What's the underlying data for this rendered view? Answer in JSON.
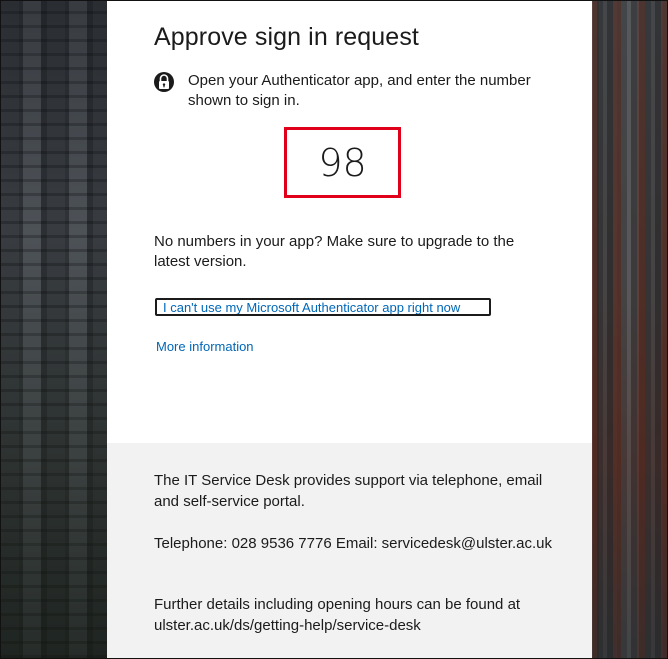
{
  "page": {
    "title": "Approve sign in request",
    "instruction": "Open your Authenticator app, and enter the number shown to sign in.",
    "sign_in_number": "98",
    "no_numbers_note": "No numbers in your app? Make sure to upgrade to the latest version.",
    "alt_link": "I can't use my Microsoft Authenticator app right now",
    "more_info_link": "More information"
  },
  "footer": {
    "support_text": "The IT Service Desk provides support via telephone, email and self-service portal.",
    "contact_text": "Telephone: 028 9536 7776 Email: servicedesk@ulster.ac.uk",
    "details_text": "Further details including opening hours can be found at ulster.ac.uk/ds/getting-help/service-desk"
  },
  "icons": {
    "lock": "lock-icon"
  },
  "colors": {
    "link": "#0067b8",
    "highlight_box": "#e0001a",
    "footer_bg": "#f2f2f2"
  }
}
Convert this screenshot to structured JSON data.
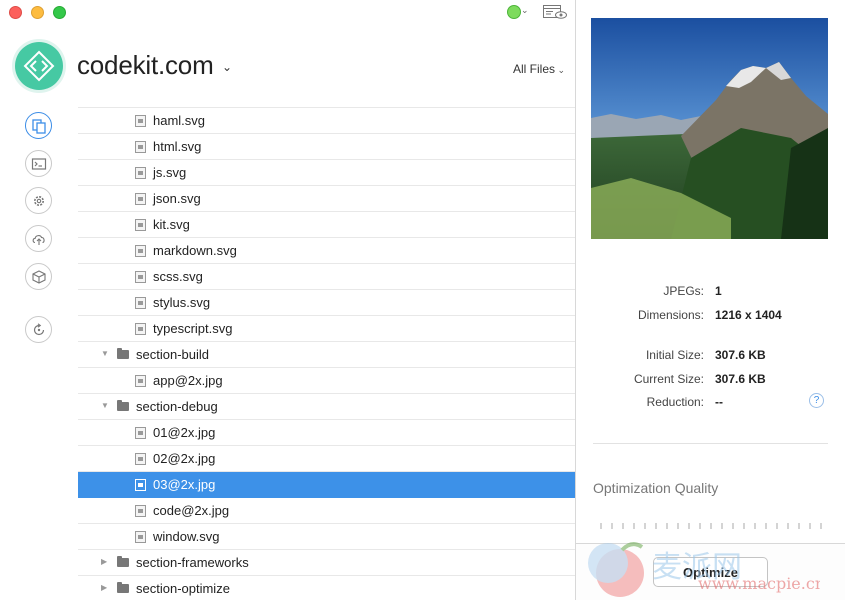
{
  "window": {
    "project_name": "codekit.com",
    "filter_label": "All Files"
  },
  "file_list": {
    "rows": [
      {
        "type": "file",
        "name": "haml.svg"
      },
      {
        "type": "file",
        "name": "html.svg"
      },
      {
        "type": "file",
        "name": "js.svg"
      },
      {
        "type": "file",
        "name": "json.svg"
      },
      {
        "type": "file",
        "name": "kit.svg"
      },
      {
        "type": "file",
        "name": "markdown.svg"
      },
      {
        "type": "file",
        "name": "scss.svg"
      },
      {
        "type": "file",
        "name": "stylus.svg"
      },
      {
        "type": "file",
        "name": "typescript.svg"
      },
      {
        "type": "folder",
        "name": "section-build",
        "expanded": true
      },
      {
        "type": "file",
        "name": "app@2x.jpg"
      },
      {
        "type": "folder",
        "name": "section-debug",
        "expanded": true
      },
      {
        "type": "file",
        "name": "01@2x.jpg"
      },
      {
        "type": "file",
        "name": "02@2x.jpg"
      },
      {
        "type": "file",
        "name": "03@2x.jpg",
        "selected": true
      },
      {
        "type": "file",
        "name": "code@2x.jpg"
      },
      {
        "type": "file",
        "name": "window.svg"
      },
      {
        "type": "folder",
        "name": "section-frameworks",
        "expanded": false
      },
      {
        "type": "folder",
        "name": "section-optimize",
        "expanded": false
      }
    ]
  },
  "inspector": {
    "jpegs_label": "JPEGs:",
    "jpegs_value": "1",
    "dimensions_label": "Dimensions:",
    "dimensions_value": "1216 x 1404",
    "initial_size_label": "Initial Size:",
    "initial_size_value": "307.6 KB",
    "current_size_label": "Current Size:",
    "current_size_value": "307.6 KB",
    "reduction_label": "Reduction:",
    "reduction_value": "--",
    "help_label": "?",
    "optimization_title": "Optimization Quality",
    "optimize_button": "Optimize"
  },
  "watermark": {
    "text": "麦派网",
    "url": "www.macpie.cn"
  },
  "colors": {
    "accent": "#3d91e8",
    "logo": "#46c9a3",
    "status_ok": "#7ddb5d"
  }
}
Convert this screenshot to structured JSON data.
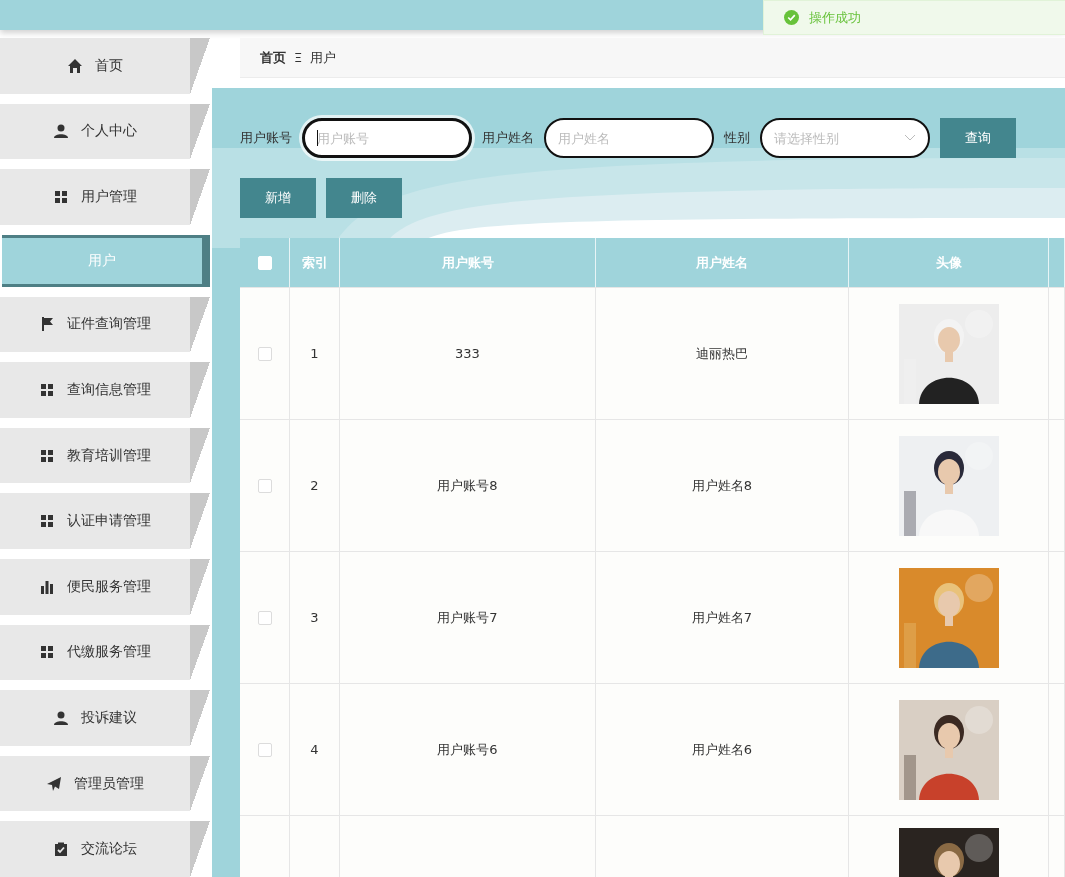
{
  "toast": {
    "kind": "success",
    "message": "操作成功"
  },
  "sidebar": {
    "items": [
      {
        "label": "首页",
        "kind": "home",
        "selected": false
      },
      {
        "label": "个人中心",
        "kind": "user",
        "selected": false
      },
      {
        "label": "用户管理",
        "kind": "grid",
        "selected": false
      },
      {
        "label": "用户",
        "kind": "plain",
        "selected": true
      },
      {
        "label": "证件查询管理",
        "kind": "flag",
        "selected": false
      },
      {
        "label": "查询信息管理",
        "kind": "grid",
        "selected": false
      },
      {
        "label": "教育培训管理",
        "kind": "grid",
        "selected": false
      },
      {
        "label": "认证申请管理",
        "kind": "grid",
        "selected": false
      },
      {
        "label": "便民服务管理",
        "kind": "bars",
        "selected": false
      },
      {
        "label": "代缴服务管理",
        "kind": "grid",
        "selected": false
      },
      {
        "label": "投诉建议",
        "kind": "user",
        "selected": false
      },
      {
        "label": "管理员管理",
        "kind": "plane",
        "selected": false
      },
      {
        "label": "交流论坛",
        "kind": "clipboard",
        "selected": false
      }
    ]
  },
  "breadcrumb": [
    "首页",
    "用户"
  ],
  "breadcrumb_separator": "Ξ",
  "search": {
    "fields": [
      {
        "label": "用户账号",
        "placeholder": "用户账号",
        "kind": "input",
        "focused": true
      },
      {
        "label": "用户姓名",
        "placeholder": "用户姓名",
        "kind": "input",
        "focused": false
      },
      {
        "label": "性别",
        "placeholder": "请选择性别",
        "kind": "select",
        "focused": false
      }
    ],
    "button": "查询"
  },
  "actions": [
    "新增",
    "删除"
  ],
  "table": {
    "select_all_checked": false,
    "columns": [
      "索引",
      "用户账号",
      "用户姓名",
      "头像"
    ],
    "rows": [
      {
        "index": "1",
        "account": "333",
        "name": "迪丽热巴",
        "checked": false,
        "avatar": {
          "kind": "picture"
        }
      },
      {
        "index": "2",
        "account": "用户账号8",
        "name": "用户姓名8",
        "checked": false,
        "avatar": {
          "kind": "picture"
        }
      },
      {
        "index": "3",
        "account": "用户账号7",
        "name": "用户姓名7",
        "checked": false,
        "avatar": {
          "kind": "picture"
        }
      },
      {
        "index": "4",
        "account": "用户账号6",
        "name": "用户姓名6",
        "checked": false,
        "avatar": {
          "kind": "picture"
        }
      },
      {
        "avatar": {
          "kind": "picture"
        }
      }
    ]
  }
}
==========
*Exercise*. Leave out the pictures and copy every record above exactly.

*Response area*.
What's the underlying data for this rendered view? Answer in JSON.
{
  "page": {
    "title": "Approve sign in request",
    "instruction": "Open your Authenticator app, and enter the number shown to sign in.",
    "sign_in_number": "98",
    "no_numbers_note": "No numbers in your app? Make sure to upgrade to the latest version.",
    "alt_link": "I can't use my Microsoft Authenticator app right now",
    "more_info_link": "More information"
  },
  "footer": {
    "support_text": "The IT Service Desk provides support via telephone, email and self-service portal.",
    "contact_text": "Telephone: 028 9536 7776 Email: servicedesk@ulster.ac.uk",
    "details_text": "Further details including opening hours can be found at ulster.ac.uk/ds/getting-help/service-desk"
  },
  "icons": {
    "lock": "lock-icon"
  },
  "colors": {
    "link": "#0067b8",
    "highlight_box": "#e0001a",
    "footer_bg": "#f2f2f2"
  }
}
Convert this screenshot to structured JSON data.
{
  "window": {
    "project_name": "codekit.com",
    "filter_label": "All Files"
  },
  "file_list": {
    "rows": [
      {
        "type": "file",
        "name": "haml.svg"
      },
      {
        "type": "file",
        "name": "html.svg"
      },
      {
        "type": "file",
        "name": "js.svg"
      },
      {
        "type": "file",
        "name": "json.svg"
      },
      {
        "type": "file",
        "name": "kit.svg"
      },
      {
        "type": "file",
        "name": "markdown.svg"
      },
      {
        "type": "file",
        "name": "scss.svg"
      },
      {
        "type": "file",
        "name": "stylus.svg"
      },
      {
        "type": "file",
        "name": "typescript.svg"
      },
      {
        "type": "folder",
        "name": "section-build",
        "expanded": true
      },
      {
        "type": "file",
        "name": "app@2x.jpg"
      },
      {
        "type": "folder",
        "name": "section-debug",
        "expanded": true
      },
      {
        "type": "file",
        "name": "01@2x.jpg"
      },
      {
        "type": "file",
        "name": "02@2x.jpg"
      },
      {
        "type": "file",
        "name": "03@2x.jpg",
        "selected": true
      },
      {
        "type": "file",
        "name": "code@2x.jpg"
      },
      {
        "type": "file",
        "name": "window.svg"
      },
      {
        "type": "folder",
        "name": "section-frameworks",
        "expanded": false
      },
      {
        "type": "folder",
        "name": "section-optimize",
        "expanded": false
      }
    ]
  },
  "inspector": {
    "jpegs_label": "JPEGs:",
    "jpegs_value": "1",
    "dimensions_label": "Dimensions:",
    "dimensions_value": "1216 x 1404",
    "initial_size_label": "Initial Size:",
    "initial_size_value": "307.6 KB",
    "current_size_label": "Current Size:",
    "current_size_value": "307.6 KB",
    "reduction_label": "Reduction:",
    "reduction_value": "--",
    "help_label": "?",
    "optimization_title": "Optimization Quality",
    "optimize_button": "Optimize"
  },
  "watermark": {
    "text": "麦派网",
    "url": "www.macpie.cn"
  },
  "colors": {
    "accent": "#3d91e8",
    "logo": "#46c9a3",
    "status_ok": "#7ddb5d"
  }
}
Convert this screenshot to structured JSON data.
{
  "toast": {
    "kind": "success",
    "message": "操作成功"
  },
  "sidebar": {
    "items": [
      {
        "label": "首页",
        "kind": "home",
        "selected": false
      },
      {
        "label": "个人中心",
        "kind": "user",
        "selected": false
      },
      {
        "label": "用户管理",
        "kind": "grid",
        "selected": false
      },
      {
        "label": "用户",
        "kind": "plain",
        "selected": true
      },
      {
        "label": "证件查询管理",
        "kind": "flag",
        "selected": false
      },
      {
        "label": "查询信息管理",
        "kind": "grid",
        "selected": false
      },
      {
        "label": "教育培训管理",
        "kind": "grid",
        "selected": false
      },
      {
        "label": "认证申请管理",
        "kind": "grid",
        "selected": false
      },
      {
        "label": "便民服务管理",
        "kind": "bars",
        "selected": false
      },
      {
        "label": "代缴服务管理",
        "kind": "grid",
        "selected": false
      },
      {
        "label": "投诉建议",
        "kind": "user",
        "selected": false
      },
      {
        "label": "管理员管理",
        "kind": "plane",
        "selected": false
      },
      {
        "label": "交流论坛",
        "kind": "clipboard",
        "selected": false
      }
    ]
  },
  "breadcrumb": [
    "首页",
    "用户"
  ],
  "breadcrumb_separator": "Ξ",
  "search": {
    "fields": [
      {
        "label": "用户账号",
        "placeholder": "用户账号",
        "kind": "input",
        "focused": true
      },
      {
        "label": "用户姓名",
        "placeholder": "用户姓名",
        "kind": "input",
        "focused": false
      },
      {
        "label": "性别",
        "placeholder": "请选择性别",
        "kind": "select",
        "focused": false
      }
    ],
    "button": "查询"
  },
  "actions": [
    "新增",
    "删除"
  ],
  "table": {
    "select_all_checked": false,
    "columns": [
      "索引",
      "用户账号",
      "用户姓名",
      "头像"
    ],
    "rows": [
      {
        "index": "1",
        "account": "333",
        "name": "迪丽热巴",
        "checked": false,
        "avatar": {
          "kind": "picture"
        }
      },
      {
        "index": "2",
        "account": "用户账号8",
        "name": "用户姓名8",
        "checked": false,
        "avatar": {
          "kind": "picture"
        }
      },
      {
        "index": "3",
        "account": "用户账号7",
        "name": "用户姓名7",
        "checked": false,
        "avatar": {
          "kind": "picture"
        }
      },
      {
        "index": "4",
        "account": "用户账号6",
        "name": "用户姓名6",
        "checked": false,
        "avatar": {
          "kind": "picture"
        }
      },
      {
        "avatar": {
          "kind": "picture"
        }
      }
    ]
  }
}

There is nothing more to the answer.